MATERIAL PROVIDED
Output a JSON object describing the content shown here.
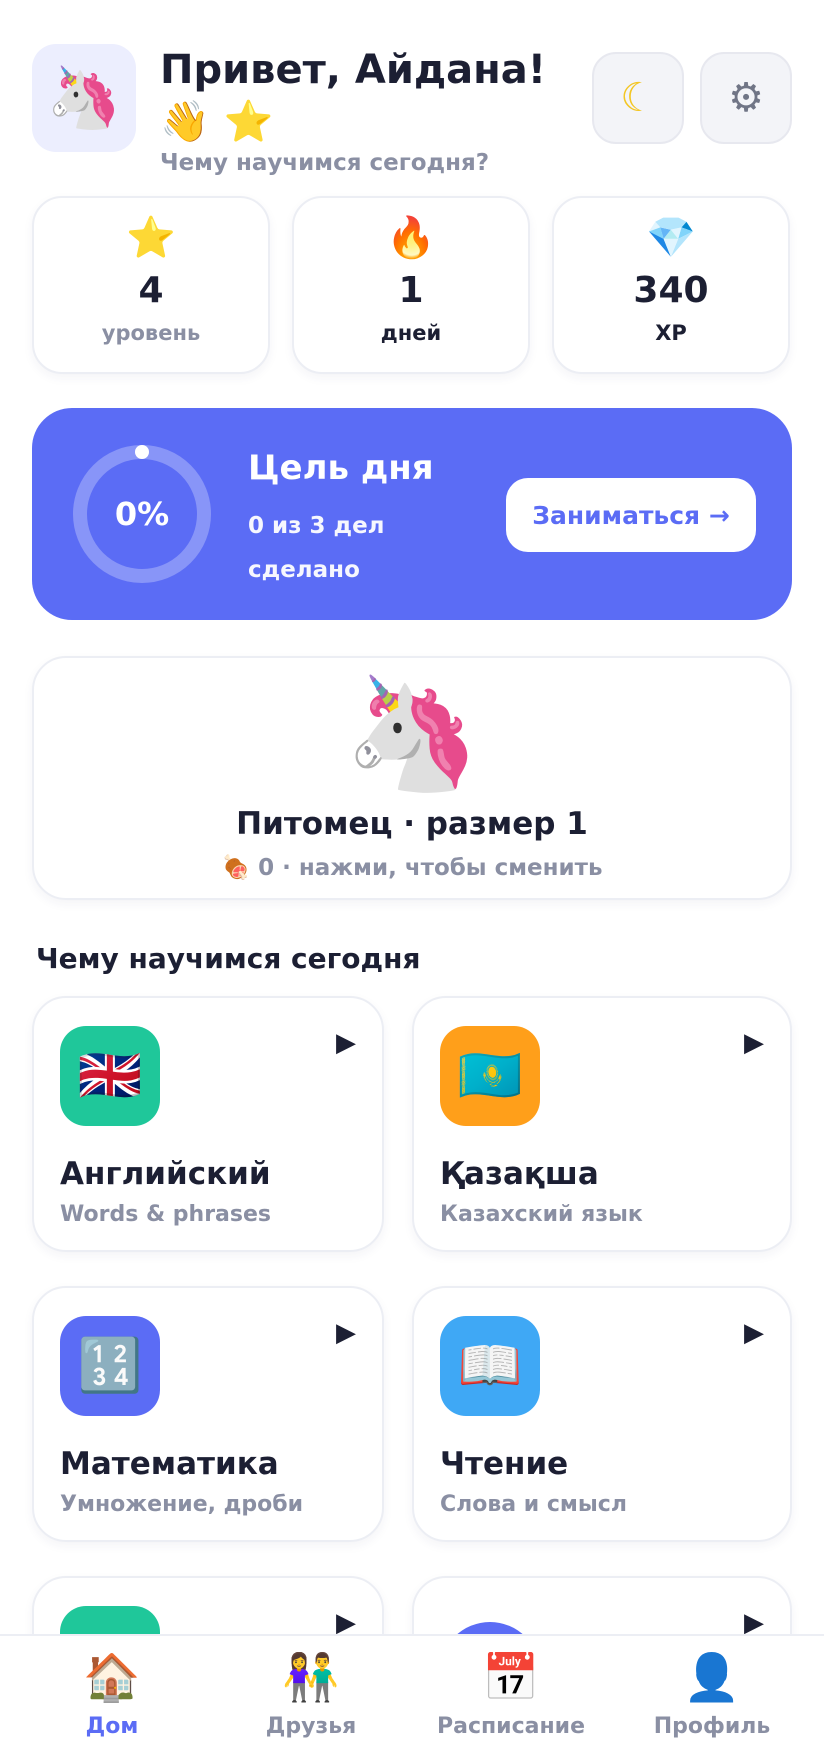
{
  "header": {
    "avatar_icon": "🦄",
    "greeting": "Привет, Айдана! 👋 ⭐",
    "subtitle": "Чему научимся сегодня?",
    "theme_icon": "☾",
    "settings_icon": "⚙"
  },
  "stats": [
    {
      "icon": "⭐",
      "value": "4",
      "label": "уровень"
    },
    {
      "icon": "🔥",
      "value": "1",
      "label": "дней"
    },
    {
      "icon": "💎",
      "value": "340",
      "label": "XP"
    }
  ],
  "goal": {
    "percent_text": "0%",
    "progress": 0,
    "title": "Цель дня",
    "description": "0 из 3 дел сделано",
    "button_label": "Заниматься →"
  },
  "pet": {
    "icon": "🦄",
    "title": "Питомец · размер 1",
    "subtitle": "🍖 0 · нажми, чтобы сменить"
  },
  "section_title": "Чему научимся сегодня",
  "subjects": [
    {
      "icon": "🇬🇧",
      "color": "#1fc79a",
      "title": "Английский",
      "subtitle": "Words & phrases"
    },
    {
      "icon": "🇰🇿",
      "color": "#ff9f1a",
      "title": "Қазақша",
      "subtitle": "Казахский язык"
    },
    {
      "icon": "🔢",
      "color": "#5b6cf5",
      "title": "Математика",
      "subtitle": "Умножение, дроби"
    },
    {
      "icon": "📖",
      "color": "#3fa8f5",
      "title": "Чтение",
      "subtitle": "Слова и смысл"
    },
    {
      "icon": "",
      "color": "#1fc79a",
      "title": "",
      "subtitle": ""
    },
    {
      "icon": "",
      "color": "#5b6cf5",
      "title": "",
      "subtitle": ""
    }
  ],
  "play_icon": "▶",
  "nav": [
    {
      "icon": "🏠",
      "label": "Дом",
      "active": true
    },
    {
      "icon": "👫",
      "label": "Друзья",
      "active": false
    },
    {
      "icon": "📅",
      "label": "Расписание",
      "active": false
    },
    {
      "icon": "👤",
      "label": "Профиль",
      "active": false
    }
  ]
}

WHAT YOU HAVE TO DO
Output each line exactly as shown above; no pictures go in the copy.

YOUR SOLUTION
Output a JSON object describing the content shown here.
{
  "header": {
    "avatar_icon": "🦄",
    "greeting": "Привет, Айдана! 👋 ⭐",
    "subtitle": "Чему научимся сегодня?",
    "theme_icon": "☾",
    "settings_icon": "⚙"
  },
  "stats": [
    {
      "icon": "⭐",
      "value": "4",
      "label": "уровень"
    },
    {
      "icon": "🔥",
      "value": "1",
      "label": "дней"
    },
    {
      "icon": "💎",
      "value": "340",
      "label": "XP"
    }
  ],
  "goal": {
    "percent_text": "0%",
    "progress": 0,
    "title": "Цель дня",
    "description": "0 из 3 дел сделано",
    "button_label": "Заниматься →"
  },
  "pet": {
    "icon": "🦄",
    "title": "Питомец · размер 1",
    "subtitle": "🍖 0 · нажми, чтобы сменить"
  },
  "section_title": "Чему научимся сегодня",
  "subjects": [
    {
      "icon": "🇬🇧",
      "color": "#1fc79a",
      "title": "Английский",
      "subtitle": "Words & phrases"
    },
    {
      "icon": "🇰🇿",
      "color": "#ff9f1a",
      "title": "Қазақша",
      "subtitle": "Казахский язык"
    },
    {
      "icon": "🔢",
      "color": "#5b6cf5",
      "title": "Математика",
      "subtitle": "Умножение, дроби"
    },
    {
      "icon": "📖",
      "color": "#3fa8f5",
      "title": "Чтение",
      "subtitle": "Слова и смысл"
    },
    {
      "icon": "",
      "color": "#1fc79a",
      "title": "",
      "subtitle": ""
    },
    {
      "icon": "",
      "color": "#5b6cf5",
      "title": "",
      "subtitle": ""
    }
  ],
  "play_icon": "▶",
  "nav": [
    {
      "icon": "🏠",
      "label": "Дом",
      "active": true
    },
    {
      "icon": "👫",
      "label": "Друзья",
      "active": false
    },
    {
      "icon": "📅",
      "label": "Расписание",
      "active": false
    },
    {
      "icon": "👤",
      "label": "Профиль",
      "active": false
    }
  ]
}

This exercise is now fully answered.